[Data records]
■ ■ ■
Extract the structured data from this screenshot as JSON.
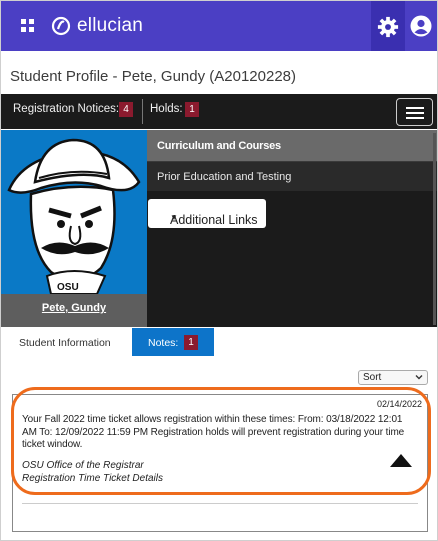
{
  "header": {
    "brand": "ellucian",
    "grid_icon": "grid-icon",
    "settings_icon": "gear-icon",
    "user_icon": "user-icon",
    "accent": "#4b3fc4"
  },
  "profile": {
    "title": "Student Profile - Pete, Gundy (A20120228)",
    "student_name": "Pete, Gundy"
  },
  "status": {
    "registration_notices_label": "Registration Notices:",
    "registration_notices_count": "4",
    "holds_label": "Holds:",
    "holds_count": "1",
    "badge_color": "#8b1a2e"
  },
  "menu": {
    "items": [
      {
        "label": "Curriculum and Courses"
      },
      {
        "label": "Prior Education and Testing"
      }
    ],
    "additional_links": "Additional Links"
  },
  "tabs": {
    "student_information": "Student Information",
    "notes_label": "Notes:",
    "notes_count": "1"
  },
  "sort": {
    "selected": "Sort"
  },
  "note": {
    "date": "02/14/2022",
    "text": "Your Fall 2022 time ticket allows registration within these times: From: 03/18/2022 12:01 AM To: 12/09/2022 11:59 PM Registration holds will prevent registration during your time ticket window.",
    "office": "OSU Office of the Registrar",
    "subject": "Registration Time Ticket Details"
  },
  "highlight_color": "#ee6b1c"
}
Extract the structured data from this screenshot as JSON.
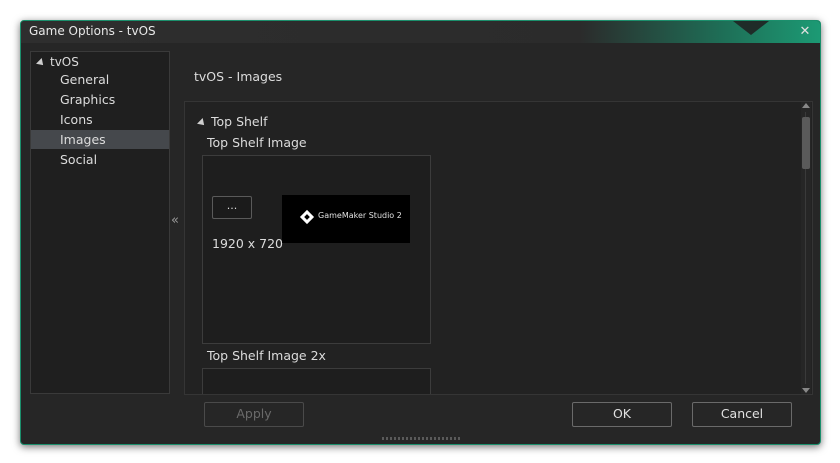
{
  "window": {
    "title": "Game Options - tvOS",
    "close_glyph": "✕",
    "accent_color": "#1c9a74"
  },
  "sidebar": {
    "root_label": "tvOS",
    "items": [
      {
        "label": "General",
        "selected": false
      },
      {
        "label": "Graphics",
        "selected": false
      },
      {
        "label": "Icons",
        "selected": false
      },
      {
        "label": "Images",
        "selected": true
      },
      {
        "label": "Social",
        "selected": false
      }
    ],
    "collapse_glyph": "«"
  },
  "main": {
    "panel_title": "tvOS - Images",
    "section_title": "Top Shelf",
    "fields": [
      {
        "label": "Top Shelf Image",
        "browse_label": "...",
        "dimensions": "1920 x 720",
        "preview_text": "GameMaker Studio 2"
      },
      {
        "label": "Top Shelf Image 2x"
      }
    ]
  },
  "footer": {
    "apply_label": "Apply",
    "ok_label": "OK",
    "cancel_label": "Cancel"
  }
}
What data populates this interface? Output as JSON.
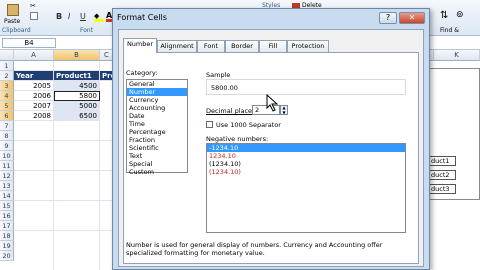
{
  "ribbon": {
    "paste_label": "Paste",
    "clipboard_label": "Clipboard",
    "font_label": "Font",
    "bold": "B",
    "italic": "I",
    "underline": "U",
    "styles_label": "Styles",
    "delete_label": "Delete",
    "find_label": "Find &"
  },
  "formula": {
    "name_box": "B4"
  },
  "sheet": {
    "columns": [
      "A",
      "B",
      "C",
      "K"
    ],
    "rows": [
      "1",
      "2",
      "3",
      "4",
      "5",
      "6",
      "7",
      "8",
      "9",
      "10",
      "11",
      "12",
      "13",
      "14",
      "15",
      "16",
      "17",
      "18",
      "19",
      "20"
    ],
    "headers": [
      "Year",
      "Product1",
      "Pro"
    ],
    "data": [
      {
        "year": "2005",
        "p1": "4500"
      },
      {
        "year": "2006",
        "p1": "5800"
      },
      {
        "year": "2007",
        "p1": "5000"
      },
      {
        "year": "2008",
        "p1": "6500"
      }
    ],
    "chart_labels": [
      "duct1",
      "duct2",
      "duct3"
    ]
  },
  "dialog": {
    "title": "Format Cells",
    "help": "?",
    "close": "✕",
    "tabs": [
      "Number",
      "Alignment",
      "Font",
      "Border",
      "Fill",
      "Protection"
    ],
    "category_label": "Category:",
    "categories": [
      "General",
      "Number",
      "Currency",
      "Accounting",
      "Date",
      "Time",
      "Percentage",
      "Fraction",
      "Scientific",
      "Text",
      "Special",
      "Custom"
    ],
    "selected_category": "Number",
    "sample_label": "Sample",
    "sample_value": "5800.00",
    "decimal_label": "Decimal places:",
    "decimal_value": "2",
    "separator_label": "Use 1000 Separator",
    "negative_label": "Negative numbers:",
    "negatives": [
      {
        "text": "-1234.10",
        "style": "selected"
      },
      {
        "text": "1234.10",
        "style": "red"
      },
      {
        "text": "(1234.10)",
        "style": "plain"
      },
      {
        "text": "(1234.10)",
        "style": "red"
      }
    ],
    "description": "Number is used for general display of numbers.  Currency and Accounting offer specialized formatting for monetary value."
  }
}
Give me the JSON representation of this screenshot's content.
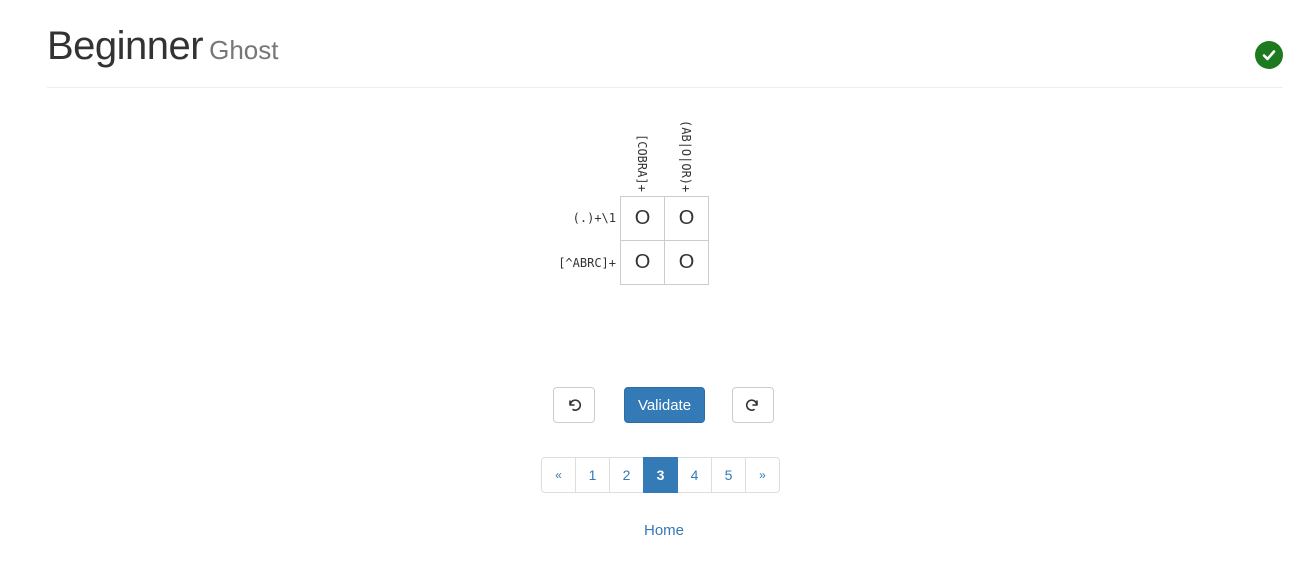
{
  "header": {
    "title": "Beginner",
    "subtitle": "Ghost",
    "status_icon": "check-circle-icon",
    "status_color": "#1e7a1e"
  },
  "puzzle": {
    "column_clues": [
      "[COBRA]+",
      "(AB|O|OR)+"
    ],
    "row_clues": [
      "(.)+\\1",
      "[^ABRC]+"
    ],
    "cells": [
      [
        "O",
        "O"
      ],
      [
        "O",
        "O"
      ]
    ]
  },
  "controls": {
    "undo_icon": "undo-icon",
    "validate_label": "Validate",
    "redo_icon": "redo-icon"
  },
  "pagination": {
    "prev_label": "«",
    "pages": [
      "1",
      "2",
      "3",
      "4",
      "5"
    ],
    "active_page": "3",
    "next_label": "»"
  },
  "footer": {
    "home_label": "Home"
  },
  "colors": {
    "accent": "#337ab7",
    "success": "#1e7a1e"
  }
}
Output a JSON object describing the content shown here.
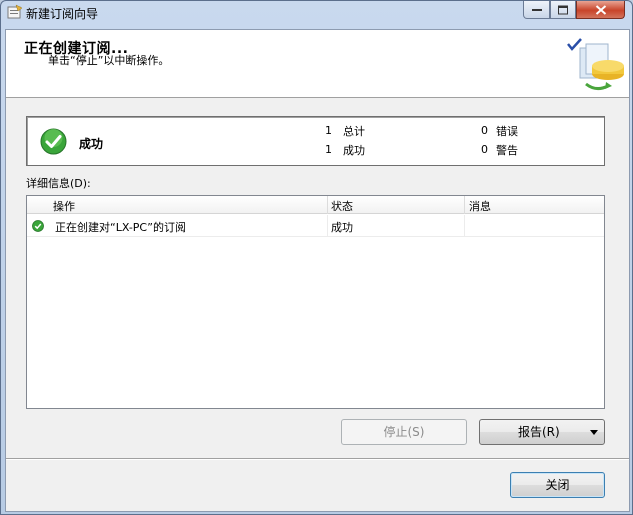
{
  "window": {
    "title": "新建订阅向导"
  },
  "header": {
    "title": "正在创建订阅...",
    "subtitle": "单击“停止”以中断操作。"
  },
  "status": {
    "result": "成功",
    "total_count": "1",
    "total_label": "总计",
    "success_count": "1",
    "success_label": "成功",
    "error_count": "0",
    "error_label": "错误",
    "warning_count": "0",
    "warning_label": "警告"
  },
  "details": {
    "label": "详细信息(D):",
    "columns": [
      "操作",
      "状态",
      "消息"
    ],
    "rows": [
      {
        "action": "正在创建对“LX-PC”的订阅",
        "status": "成功",
        "message": "",
        "icon": "success-icon"
      }
    ]
  },
  "buttons": {
    "stop": "停止(S)",
    "report": "报告(R)",
    "close": "关闭"
  },
  "colors": {
    "success_green": "#3aa53a",
    "close_red": "#c8442a"
  }
}
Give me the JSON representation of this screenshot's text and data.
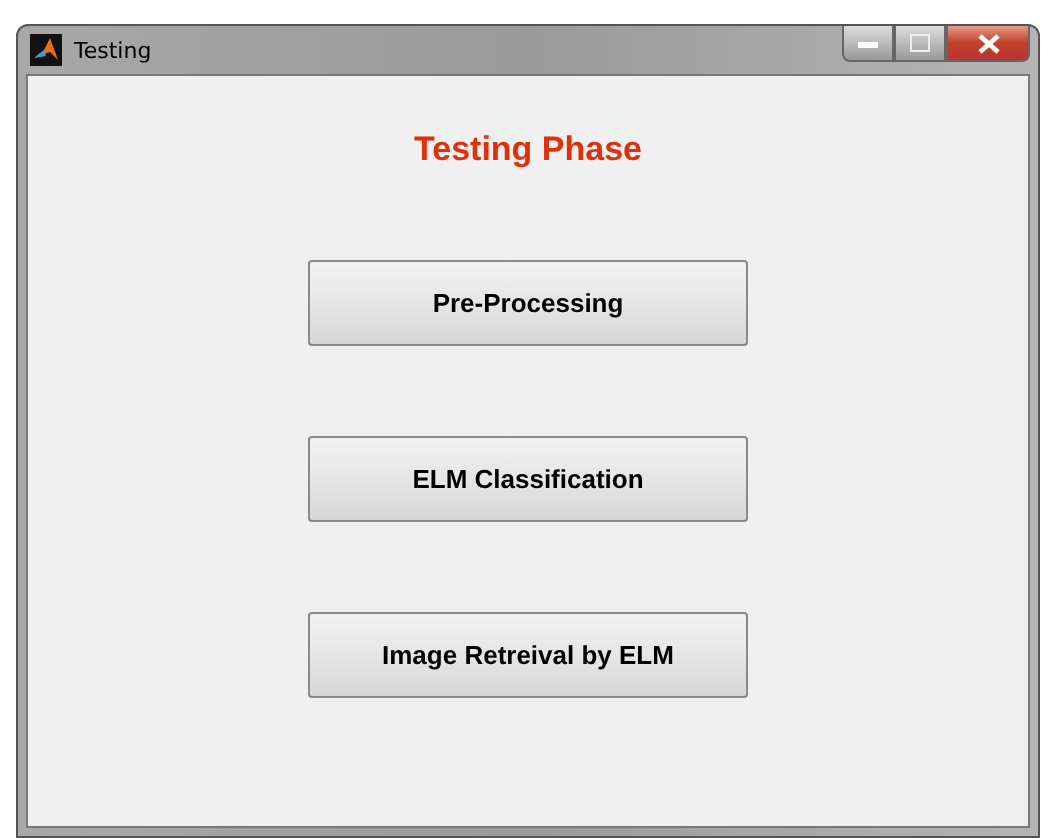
{
  "window": {
    "title": "Testing"
  },
  "heading": "Testing Phase",
  "buttons": [
    {
      "label": "Pre-Processing"
    },
    {
      "label": "ELM Classification"
    },
    {
      "label": "Image Retreival by ELM"
    }
  ]
}
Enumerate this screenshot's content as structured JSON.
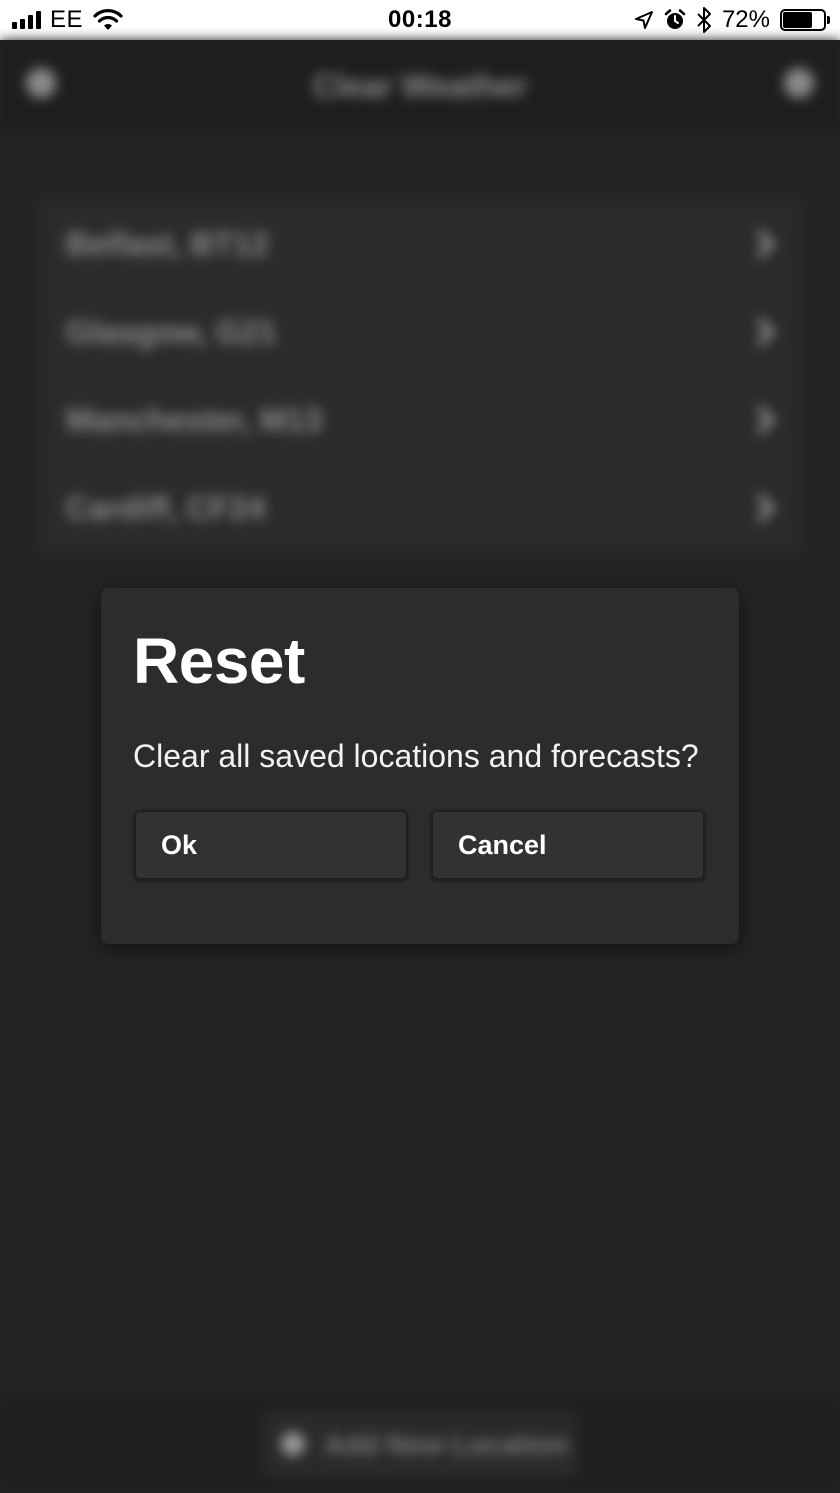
{
  "status_bar": {
    "carrier": "EE",
    "time": "00:18",
    "battery_percent": "72%",
    "battery_level": 0.72,
    "icons": [
      "signal-icon",
      "wifi-icon",
      "location-arrow-icon",
      "alarm-icon",
      "bluetooth-icon",
      "battery-icon"
    ]
  },
  "app": {
    "title": "Clear Weather",
    "locations": [
      {
        "label": "Belfast, BT12"
      },
      {
        "label": "Glasgow, G21"
      },
      {
        "label": "Manchester, M13"
      },
      {
        "label": "Cardiff, CF24"
      }
    ],
    "add_location_label": "Add New Location"
  },
  "dialog": {
    "title": "Reset",
    "message": "Clear all saved locations and forecasts?",
    "ok_label": "Ok",
    "cancel_label": "Cancel"
  },
  "colors": {
    "background": "#242424",
    "dialog_background": "#2c2c2c",
    "button_background": "#323232",
    "text": "#ffffff"
  }
}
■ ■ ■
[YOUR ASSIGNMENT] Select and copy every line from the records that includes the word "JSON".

[RESULT OF THIS EXERCISE]
Extract the structured data from this screenshot as JSON.
Extract the structured data from this screenshot as JSON.
What data populates this interface? Output as JSON.
Give me the JSON representation of this screenshot's content.
Output a JSON object describing the content shown here.
Give me the JSON representation of this screenshot's text and data.
Enumerate this screenshot's content as structured JSON.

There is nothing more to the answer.